Maiden Civil (P&E) Pty Ltd; Richard Albarran and Blair Alexander Pleash as receivers and managers of Maiden Civil (P&E) Pty Ltd & Ors v Queensland Excavation Services Pty Ltd & Ors [2013] NSWSC 852

In a decision by the Supreme Court of NSW handed down on 27 June 2013, the provisions of the Personal Property Securities Act 2009 Cth. (PPSA) dealing with vesting and priority have been tested.  The judgment drives home the key point about the PPSA.  It can operate to deprive an owner who has leased or hired goods of ownership where the lease or hire gives rise to a PPSA security interest and the owner fails to perfect that interest. 

The goods in question included a Caterpillar wheel loader and an excavator owned by Queensland Excavation Services (QES).  Maiden Civil (P&E) Pty Ltd (Maiden) undertook civil construction work in NT and took possession of the Caterpillars to be used in that work.   The arrangement for Maiden to use the Caterpillars pre-dated the PPSA start date of 30 January, 2012 and was an unwritten agreement.  There was at least initially finance from Westpac and Esanda to QES and the agreement was that Maiden would pay ‘back to back’ to QES the finance charges plus a margin.  QES did not make a registration on the PPSR in respect of the arrangement.

In March 2012, Maiden ran short of funds and obtained finance from Fast Financial Solutions Pty Ltd (Fast) and granted to Fast a general security interest over all its assets, including the Caterpillars.
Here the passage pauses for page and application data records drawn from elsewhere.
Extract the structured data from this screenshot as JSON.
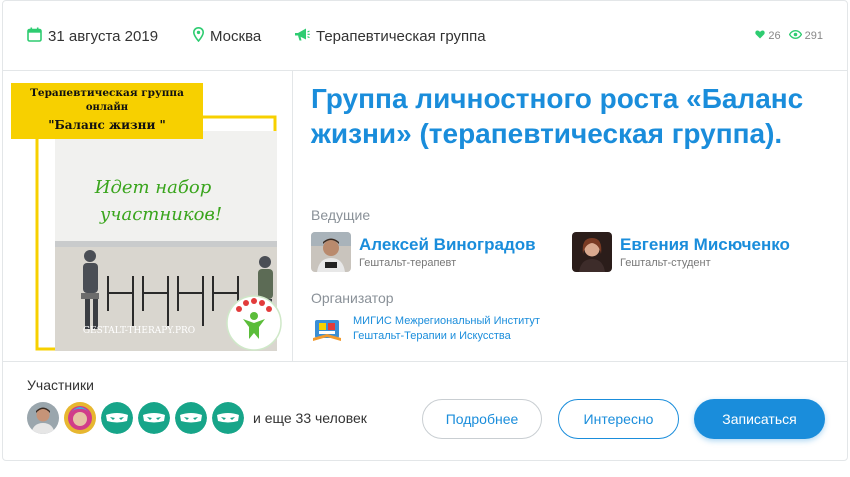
{
  "meta": {
    "date": "31 августа 2019",
    "city": "Москва",
    "group_type": "Терапевтическая группа",
    "likes": "26",
    "views": "291"
  },
  "poster": {
    "line1": "Терапевтическая группа",
    "line2": "онлайн",
    "line3": "\"Баланс жизни \"",
    "script_line1": "Идет набор",
    "script_line2": "участников!",
    "site": "GESTALT-THERAPY.PRO"
  },
  "event": {
    "title": "Группа личностного роста «Баланс жизни» (терапевтическая группа)."
  },
  "hosts_label": "Ведущие",
  "hosts": [
    {
      "name": "Алексей Виноградов",
      "role": "Гештальт-терапевт"
    },
    {
      "name": "Евгения Мисюченко",
      "role": "Гештальт-студент"
    }
  ],
  "organizer_label": "Организатор",
  "organizer": {
    "name": "МИГИС Межрегиональный Институт Гештальт-Терапии и Искусства"
  },
  "participants": {
    "label": "Участники",
    "more": "и еще 33 человек"
  },
  "buttons": {
    "details": "Подробнее",
    "interest": "Интересно",
    "join": "Записаться"
  },
  "colors": {
    "accent": "#1a8ddb",
    "green": "#2ecc71",
    "teal": "#17a589",
    "yellow": "#f7d000"
  }
}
Fast registered its security interest on the PPSR.

Fast became aware of a number of events of default under its security and on 27 July 2012 Fast appointed Messrs Albarran and Pleash as receivers and managers (Receivers). The Receivers claimed possession of the Caterpillars. On 27 August 2012 Maiden went into administration and subsequently transitioned to insolvent  liquidation.

Decision

The Court found that the unwritten arrangement was a PPSA security interest.  As the goods were 'motor vehicles’ as defined in PPSA, a ‘PPS lease’ security interest arose after 90 days.  Accordingly a priority contest arose between QES and Fast.  Both were holders of security interests under the PPSA.

An order was made for the Caterpillars to be delivered to the Receivers on the basis that:

  • Fast’s perfected security interest in the Caterpillars had priority over QES’s unperfected security interest in them; and
  • upon Maiden going into administration, the unperfected security interest of QES vested in Maiden as the grantor, but subject to the security interest of Fast.

An argument by QES that it ought to have the benefit of ‘deemed perfection’ under the two year transitional period following the 30 January 2012 start date was rejected.  Whilst it was clear enough that the security interest had arisen under the oral agreement before 30 January 2012 this was not by itself enough to save it as a ‘transitional security interest’.  This was primarily because the interest could have been registered under a pre-PPSA law (in this case NT legislation dealing with registration interests in vehicles and other goods) and as such the ‘deemed perfection for 2 years’ concession in the transitional provisions did not apply because of a specific exception to it in the PPSA.  Had the goods not been motor vehicles within that pre-PPSA NT registration scheme, the outcome may have been different.

Implications

The decision is consistent with the outcomes  in celebrated cases in New Zealand such as Waller v New Zealand Bloodstock Ltd[2006] 3 NZLR 629.   The basic outcome will not be a surprise to Australian PPSA practitioners.  The decision should serve as a wake-up call to those hire and lease businesses that have not yet confronted PPSA.

Important points for those businesses to keep in mind are:

  • A lease or a hire arrangement can be a PPSA security interest  and subject to the vesting provisions under the Act in the event of insolvency of the customer grantor.
  • That under PPSA a dispute with a customer’s financier cannot be resolved through determination of who ‘owns’ the equipment, because the dispute is one of priority between security interests.
  • The transitional scheme in the PPSA is complex and there are gaps in it – as this case shows.  There are in any event only about six more months of transitional protection left.
  • Where there is a PPSA security interest, perfection by registration is the essential means of protecting ownership.
  • The interests of QES were damaged by the decision.  The judgment mentions that QES had obtained some finance for the equipment from Westpac and Esanda which had at least partly been discharged.  Even if QES had not been the owner of the Caterpillars and had they been owned by the financiers, this would not in our view have prevented Fast ending up with them.  Under PPSA, an owner’s rights (such as those of a financier) are ‘derivative’ and depend on the lessee protecting its position.  Even if QES still had finance on the Caterpillars it would presumably still have been liable to pay that off, even though it lost them.
  • The court also commented on the oral nature of the QES / Maiden agreement and that the lack of writing made any security interest unable to be ‘enforceable against third parties’ under section 20 of the PPSA.  Whilst there are some concessions from this requirement for pre-PPSA transitional interests the key message going forward is that an unwritten security interest is simply incapable of being perfected under PPSA. Attention to the documentation requirements of PPSA is critical.